On September 26 a Dutch air-liner flying from Malmo to Amsterdam was attacked in error by a German seaplane, and one of the passengers, Mr. Gustave Lamm, a Swedish engineer, was killed by machine-gun fire. The heroine of the incident was the Dutch stewardess, Anny Wynoldt, whose story is reprinted here by the courtesy of the "Daily Express".
I heard rattling on the 'plane, and I hurried to Pilot Moll to ask him what was wrong.
The rattling was caused by German bullets. More came as I was on my way to the pilot, and on of these hit Mr. Lamm.
I pretended he was ill, laid him back in his seat, and covered him with a rug. Then I tended the dead man as though he had fainted.
I gave the other passengers papers and books, and talked to them about everyday things with a smile on my face, but with death in my heart, because I was the only one who knew what had happened.
When passengers asked me about the rattling, I said the aerials had got loose.
I had a terrible moment when I went into the pantry. There was another burst of rattling, and bullets flew round me. Some of the passengers smelled burning. I said it was a small defect in the machine.
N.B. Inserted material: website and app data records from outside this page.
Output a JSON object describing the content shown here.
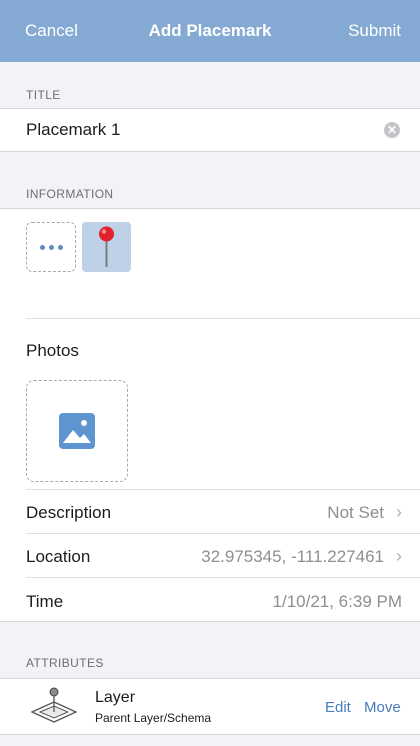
{
  "navbar": {
    "cancel_label": "Cancel",
    "title": "Add Placemark",
    "submit_label": "Submit",
    "color": "#84a9d3"
  },
  "title_section": {
    "header": "TITLE",
    "value": "Placemark 1"
  },
  "information_section": {
    "header": "INFORMATION",
    "more_icon": "ellipsis-icon",
    "selected_icon": "red-pin-icon"
  },
  "photos": {
    "label": "Photos",
    "add_icon": "image-icon"
  },
  "details": {
    "description_label": "Description",
    "description_value": "Not Set",
    "location_label": "Location",
    "location_value": "32.975345, -111.227461",
    "time_label": "Time",
    "time_value": "1/10/21, 6:39 PM"
  },
  "attributes_section": {
    "header": "ATTRIBUTES",
    "layer_name": "Layer",
    "layer_path": "Parent Layer/Schema",
    "edit_label": "Edit",
    "move_label": "Move",
    "accent_color": "#4a7cc0"
  }
}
Nobody else knew that the machine had been struck by fifty bullets. The passengers knew nothing of the attack until we landed.